I’ve attended a great deal of WebEx sessions on VMware products over the last year and I’m still hearing hushed tones and uncertainty about the role of ESXi versus ESX. To be clear, ESXi is being talked about as “enterprise ready,” but much of the focus is still on ESX. These overtones were still present in an “vSphere: Install, Configure and Manage” course I recently attended to qualify for VCP410. While our instructors were very knowledgeable and experienced, there seemed to be much less confidence when discussing ESXi versus ESX. In fact, the lab guide clearly states:

If you are new to VMware vSphere and you do not have any special needs for more advanced features, use ESXi.

– Page 599, Module 13, Installing VMware ESX and ESXi

The manual – and VMware’s choice of message here – seems to indicate that ESX has “more advanced features” than ESXi. While the “advanced features” VMware is talking about are service console related, it leaves many regarding ESXi as the inferior product in sharp contrast to today’s message. If the statement “ESXi’s superior architecture will be the exclusive focus of VMware’s development efforts” isn’t writing on the wall for the rest of you, here’s a list of VMware’s new talking points on ESXi:

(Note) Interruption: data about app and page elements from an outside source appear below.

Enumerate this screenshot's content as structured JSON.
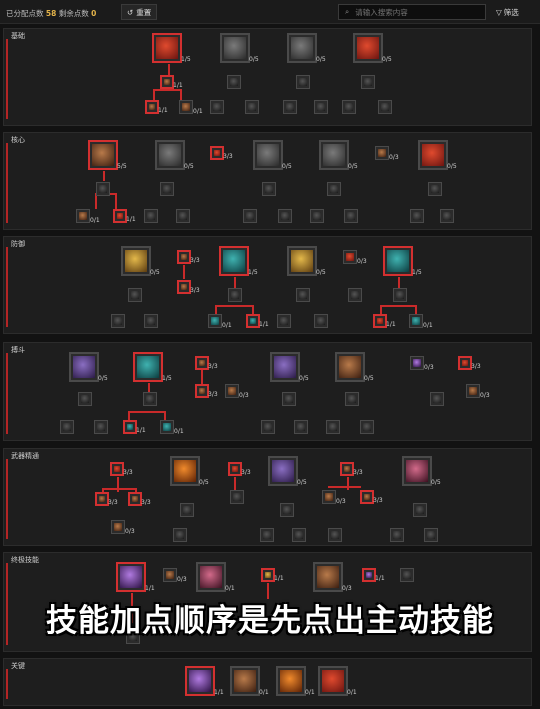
{
  "toolbar": {
    "allocated_label": "已分配点数",
    "allocated_value": "58",
    "remaining_label": "剩余点数",
    "remaining_value": "0",
    "reset_label": "重置",
    "search_placeholder": "请输入搜索内容",
    "filter_label": "筛选"
  },
  "overlay_caption": "技能加点顺序是先点出主动技能",
  "colors": {
    "accent": "#d33030",
    "points": "#e3b34a"
  },
  "sections": [
    {
      "title": "基础",
      "nodes": [
        {
          "label": "1/5",
          "active": true,
          "tone": "red"
        },
        {
          "label": "0/5",
          "active": false,
          "tone": "grey"
        },
        {
          "label": "0/5",
          "active": false,
          "tone": "grey"
        },
        {
          "label": "0/5",
          "active": false,
          "tone": "red"
        },
        {
          "label": "1/1",
          "active": true,
          "tone": "brown"
        },
        {
          "label": "1/1",
          "active": true,
          "tone": "brown"
        },
        {
          "label": "0/1",
          "active": false,
          "tone": "brown"
        }
      ]
    },
    {
      "title": "核心",
      "nodes": [
        {
          "label": "5/5",
          "active": true,
          "tone": "brown"
        },
        {
          "label": "0/5",
          "active": false,
          "tone": "grey"
        },
        {
          "label": "3/3",
          "active": true,
          "tone": "red"
        },
        {
          "label": "0/5",
          "active": false,
          "tone": "grey"
        },
        {
          "label": "0/5",
          "active": false,
          "tone": "grey"
        },
        {
          "label": "0/3",
          "active": false,
          "tone": "brown"
        },
        {
          "label": "0/5",
          "active": false,
          "tone": "red"
        },
        {
          "label": "0/1",
          "active": false,
          "tone": "brown"
        },
        {
          "label": "1/1",
          "active": true,
          "tone": "red"
        }
      ]
    },
    {
      "title": "防御",
      "nodes": [
        {
          "label": "0/5",
          "active": false,
          "tone": "gold"
        },
        {
          "label": "3/3",
          "active": true,
          "tone": "brown"
        },
        {
          "label": "3/3",
          "active": true,
          "tone": "brown"
        },
        {
          "label": "1/5",
          "active": true,
          "tone": "teal"
        },
        {
          "label": "0/5",
          "active": false,
          "tone": "gold"
        },
        {
          "label": "0/3",
          "active": false,
          "tone": "red"
        },
        {
          "label": "1/5",
          "active": true,
          "tone": "teal"
        },
        {
          "label": "0/1",
          "active": false,
          "tone": "teal"
        },
        {
          "label": "1/1",
          "active": true,
          "tone": "teal"
        },
        {
          "label": "1/1",
          "active": true,
          "tone": "red"
        },
        {
          "label": "0/1",
          "active": false,
          "tone": "teal"
        }
      ]
    },
    {
      "title": "搏斗",
      "nodes": [
        {
          "label": "0/5",
          "active": false,
          "tone": "purple"
        },
        {
          "label": "1/5",
          "active": true,
          "tone": "teal"
        },
        {
          "label": "0/5",
          "active": false,
          "tone": "purple"
        },
        {
          "label": "0/5",
          "active": false,
          "tone": "brown"
        },
        {
          "label": "0/3",
          "active": false,
          "tone": "violet"
        },
        {
          "label": "3/3",
          "active": true,
          "tone": "red"
        },
        {
          "label": "3/3",
          "active": true,
          "tone": "brown"
        },
        {
          "label": "0/3",
          "active": false,
          "tone": "brown"
        },
        {
          "label": "1/1",
          "active": true,
          "tone": "teal"
        },
        {
          "label": "0/1",
          "active": false,
          "tone": "teal"
        },
        {
          "label": "0/3",
          "active": false,
          "tone": "brown"
        },
        {
          "label": "3/3",
          "active": true,
          "tone": "brown"
        }
      ]
    },
    {
      "title": "武器精通",
      "nodes": [
        {
          "label": "3/3",
          "active": true,
          "tone": "red"
        },
        {
          "label": "3/3",
          "active": true,
          "tone": "brown"
        },
        {
          "label": "3/3",
          "active": true,
          "tone": "brown"
        },
        {
          "label": "0/3",
          "active": false,
          "tone": "brown"
        },
        {
          "label": "0/5",
          "active": false,
          "tone": "orange"
        },
        {
          "label": "3/3",
          "active": true,
          "tone": "red"
        },
        {
          "label": "0/5",
          "active": false,
          "tone": "purple"
        },
        {
          "label": "3/3",
          "active": true,
          "tone": "brown"
        },
        {
          "label": "3/3",
          "active": true,
          "tone": "brown"
        },
        {
          "label": "0/3",
          "active": false,
          "tone": "brown"
        },
        {
          "label": "0/5",
          "active": false,
          "tone": "pink"
        }
      ]
    },
    {
      "title": "终极技能",
      "nodes": [
        {
          "label": "1/1",
          "active": true,
          "tone": "violet"
        },
        {
          "label": "0/3",
          "active": false,
          "tone": "brown"
        },
        {
          "label": "0/1",
          "active": false,
          "tone": "pink"
        },
        {
          "label": "1/1",
          "active": true,
          "tone": "gold"
        },
        {
          "label": "0/3",
          "active": false,
          "tone": "brown"
        },
        {
          "label": "1/1",
          "active": true,
          "tone": "violet"
        }
      ]
    },
    {
      "title": "关键",
      "nodes": [
        {
          "label": "1/1",
          "active": true,
          "tone": "violet"
        },
        {
          "label": "0/1",
          "active": false,
          "tone": "brown"
        },
        {
          "label": "0/1",
          "active": false,
          "tone": "orange"
        },
        {
          "label": "0/1",
          "active": false,
          "tone": "red"
        }
      ]
    }
  ]
}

  • Improved Reliability and Security
  • Fewer Patches
  • Less Disk Space
  • Streamlined Deployment and Configuration
  • Reduced Management Overhead
  • Next Generation Hypervisor
  • Superior Architecture
  • Drastically Reduced Hypervisor Footprint
  • Smaller Code Base, Smaller Attach Surface
  • Certified on over 1,000 Server Systems – including USB keys
  • New, Operating System Independent

In contrast, the ESX platform is being re-imaged. Here are some new talking points about ESX:

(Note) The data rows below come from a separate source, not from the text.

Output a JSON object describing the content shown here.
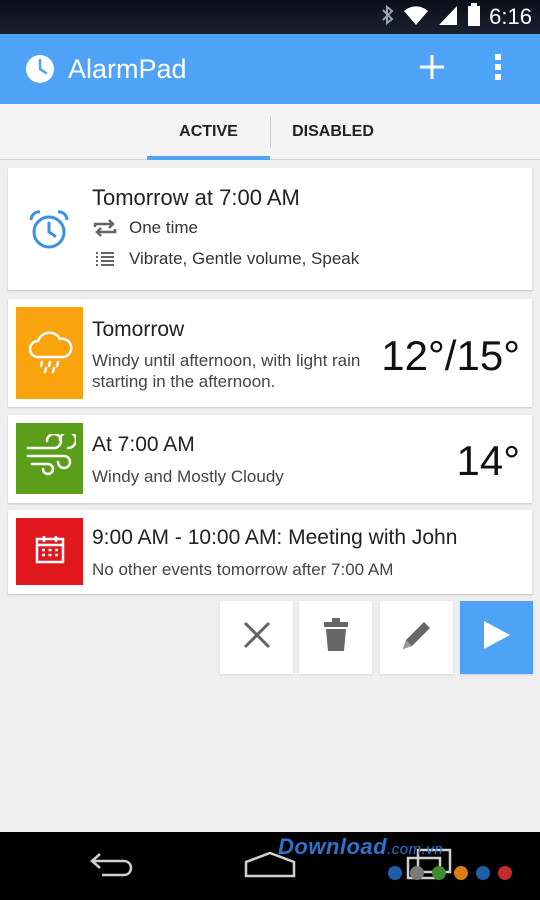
{
  "status_bar": {
    "time": "6:16",
    "icons": [
      "bluetooth-icon",
      "wifi-icon",
      "signal-icon",
      "battery-icon"
    ]
  },
  "app_bar": {
    "title": "AlarmPad",
    "actions": [
      "add-icon",
      "more-vert-icon"
    ]
  },
  "tabs": [
    {
      "label": "ACTIVE",
      "selected": true
    },
    {
      "label": "DISABLED",
      "selected": false
    }
  ],
  "alarm": {
    "title": "Tomorrow at 7:00 AM",
    "repeat": "One time",
    "options": "Vibrate, Gentle volume, Speak"
  },
  "weather_forecast": {
    "title": "Tomorrow",
    "description": "Windy until afternoon, with light rain starting in the afternoon.",
    "temperature": "12°/15°",
    "icon": "rain-cloud-icon"
  },
  "hourly_forecast": {
    "title": "At 7:00 AM",
    "description": "Windy and Mostly Cloudy",
    "temperature": "14°",
    "icon": "wind-icon"
  },
  "calendar_event": {
    "title": "9:00 AM - 10:00 AM: Meeting with John",
    "description": "No other events tomorrow after 7:00 AM",
    "icon": "calendar-icon"
  },
  "actions": [
    "close-icon",
    "trash-icon",
    "pencil-icon",
    "play-icon"
  ],
  "navigation": [
    "back-icon",
    "home-icon",
    "recent-apps-icon"
  ],
  "watermark": {
    "brand": "Download",
    "domain": ".com.vn",
    "dot_colors": [
      "#1e5fa8",
      "#7a7a7a",
      "#3d8c2f",
      "#d97e12",
      "#1e5fa8",
      "#c62a2a"
    ]
  },
  "colors": {
    "accent": "#4fa3f7",
    "weather_tile": "#f9a30f",
    "hour_tile": "#5a9e1a",
    "event_tile": "#e2171d"
  }
}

  • The Older Architecture
  • Relies on Linux OS for Resource Management
  • 20x Larger on-disk Footprint
  • More Complex to Configure
  • Console OS Administration for Configuration and Diagnostics
  • Prone to Arbitrary Code Execution (Console OS)

For many of us familiar with both ESXi and ESX, nothing here is really new. The only real change is the message: build your eco-system around ESXi…

SOLORI’s Take: It’s clear to me that VMware took inventory of its customers and chose to lead with ESX when vSphere was released. I suspect this was a practical decision due to the overwhelming numbers of ESX hosts already installed. However, the change in marketing and positioning we’re witnessing signals that we’re moving toward a time when ESX will be openly considered a dead-end variant.

When will ESX be phased-out? That’s up to market forces and VMware, but the cloud loves efficiency and ESXi is certainly more resource efficient and compartmentalized than its brother ESX. Furthermore, VMware has to maintain two development and support chains with ESX and ESXi and Darwin likes ESXi. If I had to bet, I wouldn’t put my money on seeing an ESX version of the next major release. In any case, when ESX is gone VMware can stop having to make excuses for the “linux console” and the implications that VMware is somehow “based on Linux.”